Before I was ordained, I didn’t think I would wear a clergy collar very much – probably just for services on Sunday and maybe a few “official” things in between. As it turns out, I have been wearing my collar nearly every day that is “work” day. The days I have not worn it, something has happened that has made me wish that I had.
It isn’t that I feel like I need to wear it in order to do “church work” or to feel like I have the right or authority to do that work, but I see it as a way of visibly bringing the church into places where people might not expect it. I enjoy exploding people’s expectations.
There is another side to wearing the collar, however. That is people’s reactions to it and to me wearing it. I will admit, I had my own set of expectations to how people would react. I expected that it would make me almost gender-less, that people would look right past me to the collar and see me as a representative of the church – for good or for bad. Which is why I’ve stopped jaywalking while walking around downtown while wearing it…
There have been a few really lovely interactions with people as a result of walking around downtown in my collar. One woman stopped dead in her tracks while walking towards me on the sidewalk: “Whoa! Are you a priest??!” I am a transitional deacon, but I said yes, deciding that now was not the time or place to try and explain the intricacies of Anglican holy orders.
Another man stopped me and very loudly introduced himself as “KEVIN WITH SCHIZOPHRENIA,” asking if I was an Anglican priest, telling me about the Catholic parish he attends, his favourite prayers to pray, and what time his service was this coming Sunday.
Them there was the couple sitting outside of one of the coffee shops I frequent who asked if I was the minister at one of the United Churches in town. Apparently she has taken to wearing a collar on a more regular basis. And obviously there can only be one female walking around town in a collar… (Hah!)
There are the less fantastic interactions that happen, however. I was catcalled last week while wearing my collar and riding my bicycle the six blocks in between the Cathedral and St John’s. Catcalled.
This week, in the space of about a half hour walking around town, I felt visibly undressed by two men as I waited at a stoplight and another gave me a lascivious wink as I walked by.
So much for being gender-less in a clergy collar.

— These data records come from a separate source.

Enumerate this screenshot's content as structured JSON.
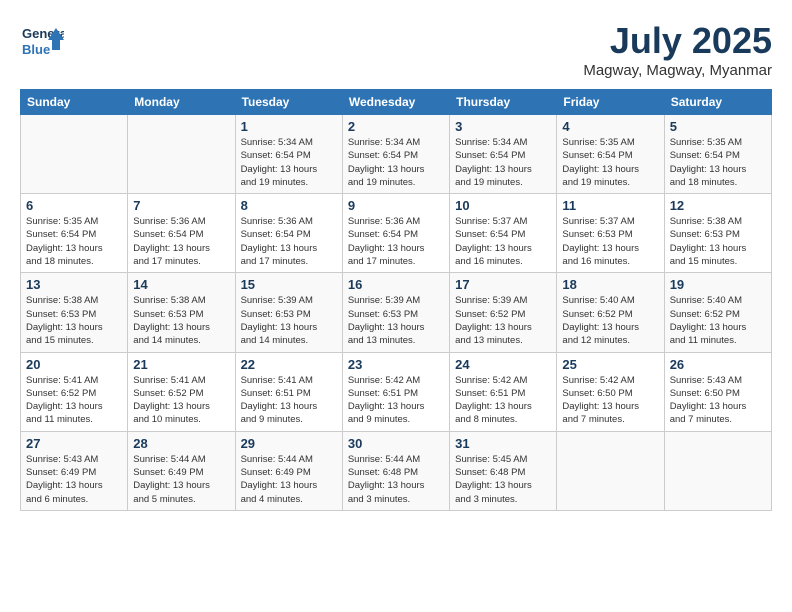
{
  "header": {
    "logo_line1": "General",
    "logo_line2": "Blue",
    "month_title": "July 2025",
    "location": "Magway, Magway, Myanmar"
  },
  "weekdays": [
    "Sunday",
    "Monday",
    "Tuesday",
    "Wednesday",
    "Thursday",
    "Friday",
    "Saturday"
  ],
  "weeks": [
    [
      {
        "day": "",
        "info": ""
      },
      {
        "day": "",
        "info": ""
      },
      {
        "day": "1",
        "info": "Sunrise: 5:34 AM\nSunset: 6:54 PM\nDaylight: 13 hours\nand 19 minutes."
      },
      {
        "day": "2",
        "info": "Sunrise: 5:34 AM\nSunset: 6:54 PM\nDaylight: 13 hours\nand 19 minutes."
      },
      {
        "day": "3",
        "info": "Sunrise: 5:34 AM\nSunset: 6:54 PM\nDaylight: 13 hours\nand 19 minutes."
      },
      {
        "day": "4",
        "info": "Sunrise: 5:35 AM\nSunset: 6:54 PM\nDaylight: 13 hours\nand 19 minutes."
      },
      {
        "day": "5",
        "info": "Sunrise: 5:35 AM\nSunset: 6:54 PM\nDaylight: 13 hours\nand 18 minutes."
      }
    ],
    [
      {
        "day": "6",
        "info": "Sunrise: 5:35 AM\nSunset: 6:54 PM\nDaylight: 13 hours\nand 18 minutes."
      },
      {
        "day": "7",
        "info": "Sunrise: 5:36 AM\nSunset: 6:54 PM\nDaylight: 13 hours\nand 17 minutes."
      },
      {
        "day": "8",
        "info": "Sunrise: 5:36 AM\nSunset: 6:54 PM\nDaylight: 13 hours\nand 17 minutes."
      },
      {
        "day": "9",
        "info": "Sunrise: 5:36 AM\nSunset: 6:54 PM\nDaylight: 13 hours\nand 17 minutes."
      },
      {
        "day": "10",
        "info": "Sunrise: 5:37 AM\nSunset: 6:54 PM\nDaylight: 13 hours\nand 16 minutes."
      },
      {
        "day": "11",
        "info": "Sunrise: 5:37 AM\nSunset: 6:53 PM\nDaylight: 13 hours\nand 16 minutes."
      },
      {
        "day": "12",
        "info": "Sunrise: 5:38 AM\nSunset: 6:53 PM\nDaylight: 13 hours\nand 15 minutes."
      }
    ],
    [
      {
        "day": "13",
        "info": "Sunrise: 5:38 AM\nSunset: 6:53 PM\nDaylight: 13 hours\nand 15 minutes."
      },
      {
        "day": "14",
        "info": "Sunrise: 5:38 AM\nSunset: 6:53 PM\nDaylight: 13 hours\nand 14 minutes."
      },
      {
        "day": "15",
        "info": "Sunrise: 5:39 AM\nSunset: 6:53 PM\nDaylight: 13 hours\nand 14 minutes."
      },
      {
        "day": "16",
        "info": "Sunrise: 5:39 AM\nSunset: 6:53 PM\nDaylight: 13 hours\nand 13 minutes."
      },
      {
        "day": "17",
        "info": "Sunrise: 5:39 AM\nSunset: 6:52 PM\nDaylight: 13 hours\nand 13 minutes."
      },
      {
        "day": "18",
        "info": "Sunrise: 5:40 AM\nSunset: 6:52 PM\nDaylight: 13 hours\nand 12 minutes."
      },
      {
        "day": "19",
        "info": "Sunrise: 5:40 AM\nSunset: 6:52 PM\nDaylight: 13 hours\nand 11 minutes."
      }
    ],
    [
      {
        "day": "20",
        "info": "Sunrise: 5:41 AM\nSunset: 6:52 PM\nDaylight: 13 hours\nand 11 minutes."
      },
      {
        "day": "21",
        "info": "Sunrise: 5:41 AM\nSunset: 6:52 PM\nDaylight: 13 hours\nand 10 minutes."
      },
      {
        "day": "22",
        "info": "Sunrise: 5:41 AM\nSunset: 6:51 PM\nDaylight: 13 hours\nand 9 minutes."
      },
      {
        "day": "23",
        "info": "Sunrise: 5:42 AM\nSunset: 6:51 PM\nDaylight: 13 hours\nand 9 minutes."
      },
      {
        "day": "24",
        "info": "Sunrise: 5:42 AM\nSunset: 6:51 PM\nDaylight: 13 hours\nand 8 minutes."
      },
      {
        "day": "25",
        "info": "Sunrise: 5:42 AM\nSunset: 6:50 PM\nDaylight: 13 hours\nand 7 minutes."
      },
      {
        "day": "26",
        "info": "Sunrise: 5:43 AM\nSunset: 6:50 PM\nDaylight: 13 hours\nand 7 minutes."
      }
    ],
    [
      {
        "day": "27",
        "info": "Sunrise: 5:43 AM\nSunset: 6:49 PM\nDaylight: 13 hours\nand 6 minutes."
      },
      {
        "day": "28",
        "info": "Sunrise: 5:44 AM\nSunset: 6:49 PM\nDaylight: 13 hours\nand 5 minutes."
      },
      {
        "day": "29",
        "info": "Sunrise: 5:44 AM\nSunset: 6:49 PM\nDaylight: 13 hours\nand 4 minutes."
      },
      {
        "day": "30",
        "info": "Sunrise: 5:44 AM\nSunset: 6:48 PM\nDaylight: 13 hours\nand 3 minutes."
      },
      {
        "day": "31",
        "info": "Sunrise: 5:45 AM\nSunset: 6:48 PM\nDaylight: 13 hours\nand 3 minutes."
      },
      {
        "day": "",
        "info": ""
      },
      {
        "day": "",
        "info": ""
      }
    ]
  ]
}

It isn’t a surprise to the Internet that women feel objectified for what they wear. We often spend far too much energy analyzing our clothing so that it gives the “right” impression. Never did I think that I would spend more time analyzing clothing when the top is a given, the clergy shirt and collar, than when I am just dressing to go out the door for an ordinary day.
Not that I regret putting this piece of plastic (for now plastic – I’d like to get some softer cloth collars!) around my neck each morning. It is the visible symbol of what I have committed to in my life. It is often a visible sign of the presence of the church, and therefore (gulp) God, in the world. My life might end up being on display to people but it also opens the door for conversation and for challenged expectations of what and who is the church. After all, that is kind of what I signed up for in my ordination vows: You are to make Christ and his redemptive love known by your word and example, to those among whom you live and work and worship. You are to interpret to the Church the needs, concerns, and hopes of the world … At all times, your life and teaching are to show Christ’s people that in serving the helpless they are serving Christ himself.
This is a wonderful post! It is so encouraging to read about how something so apparently simple as wearing a clerical collar can serve as a powerful symbol of your own role as a representative of the church in the world.
Thanks for your words and for reading and commenting, David.